- Natural threats refer to natural sea turtle predators (raccoons, crabs, sharks, etc.), and other threats that occur naturally in the wild.
- A common human-caused threat is the consumption of sea turtles and their eggs. People also use parts of the sea turtle for products (oil, cartilage, shell, skin, jewelry, etc.).
- Annually, many sea turtles are accidentally caught in fisheries. Fishing methods that involve nets are notorious for accidental sea turtle capture.
- Consumption of plastic debris is a major concern regarding sea turtles. For leatherbacks, jellyfish are a main component in their diet.
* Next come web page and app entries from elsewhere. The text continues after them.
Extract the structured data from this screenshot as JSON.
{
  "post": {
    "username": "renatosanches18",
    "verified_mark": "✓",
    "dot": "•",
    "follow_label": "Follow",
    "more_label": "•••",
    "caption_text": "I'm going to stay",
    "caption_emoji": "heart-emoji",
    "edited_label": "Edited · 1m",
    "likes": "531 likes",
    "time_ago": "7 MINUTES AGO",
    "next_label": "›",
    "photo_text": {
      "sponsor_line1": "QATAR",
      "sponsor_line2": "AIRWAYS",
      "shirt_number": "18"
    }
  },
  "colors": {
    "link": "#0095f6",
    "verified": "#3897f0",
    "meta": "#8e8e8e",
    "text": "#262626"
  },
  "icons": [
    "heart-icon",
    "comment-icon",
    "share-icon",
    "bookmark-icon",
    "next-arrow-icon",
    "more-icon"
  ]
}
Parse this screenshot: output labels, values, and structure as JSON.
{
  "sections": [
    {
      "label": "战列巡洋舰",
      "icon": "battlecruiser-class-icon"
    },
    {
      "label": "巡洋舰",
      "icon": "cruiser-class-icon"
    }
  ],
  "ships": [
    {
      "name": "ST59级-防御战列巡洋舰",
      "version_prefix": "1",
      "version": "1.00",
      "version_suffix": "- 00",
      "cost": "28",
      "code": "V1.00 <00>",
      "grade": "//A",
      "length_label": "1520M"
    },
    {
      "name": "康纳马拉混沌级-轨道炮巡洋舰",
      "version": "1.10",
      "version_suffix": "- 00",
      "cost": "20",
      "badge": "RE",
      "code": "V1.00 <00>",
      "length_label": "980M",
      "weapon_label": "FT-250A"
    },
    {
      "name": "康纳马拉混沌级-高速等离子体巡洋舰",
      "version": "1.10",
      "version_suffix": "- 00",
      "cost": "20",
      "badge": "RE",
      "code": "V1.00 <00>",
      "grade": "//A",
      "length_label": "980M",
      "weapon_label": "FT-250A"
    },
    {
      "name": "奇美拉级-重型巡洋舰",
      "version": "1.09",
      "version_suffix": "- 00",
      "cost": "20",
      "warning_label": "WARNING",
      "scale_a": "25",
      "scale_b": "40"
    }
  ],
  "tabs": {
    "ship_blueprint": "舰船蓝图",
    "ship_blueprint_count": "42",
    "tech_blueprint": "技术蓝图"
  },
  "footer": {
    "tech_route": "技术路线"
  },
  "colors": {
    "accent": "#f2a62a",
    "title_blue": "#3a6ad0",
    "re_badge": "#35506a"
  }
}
It can be difficult for turtles to distinguish between jellyfish and floating plastic bags.
- Artificial light can discourage female sea turtles from nesting and disorient sea turtle hatchlings.
- Beach erosion/nourishment and coastal armoring structures (sea walls, jetties, sandbags, etc.) interrupt the natural nesting process by altering habitats.
- Invasive species predation refers to non-native species that have become invasive predators for sea turtles. In Florida, cats and dogs are two of the common invasive predators for hatchlings.
- Oil spills and marine pollution have major impacts on sea turtles and their diet. When pollution enters the water, it kills plants and animals that are part of the turtles’ diet. Fibropapillomas, a disease that kills many sea turtles, may also be linked to pollution
|a sea turtle caught in fishing net|
Here is an example of artificial light; this can be a big disturbance for the turtles.
If you look at this turtle’s neck you can see a cauliflower-like tumor (fibropapillomas).
- Don't drive on sea turtle nesting beaches
- Make sure to fill in any holes you dig while visiting the beach
- Remove any beach chairs, beach umbrellas, boats, or other beach furniture each evening
- Avoid disturbing marked sea turtle nests, and take your trash with when you leave the beach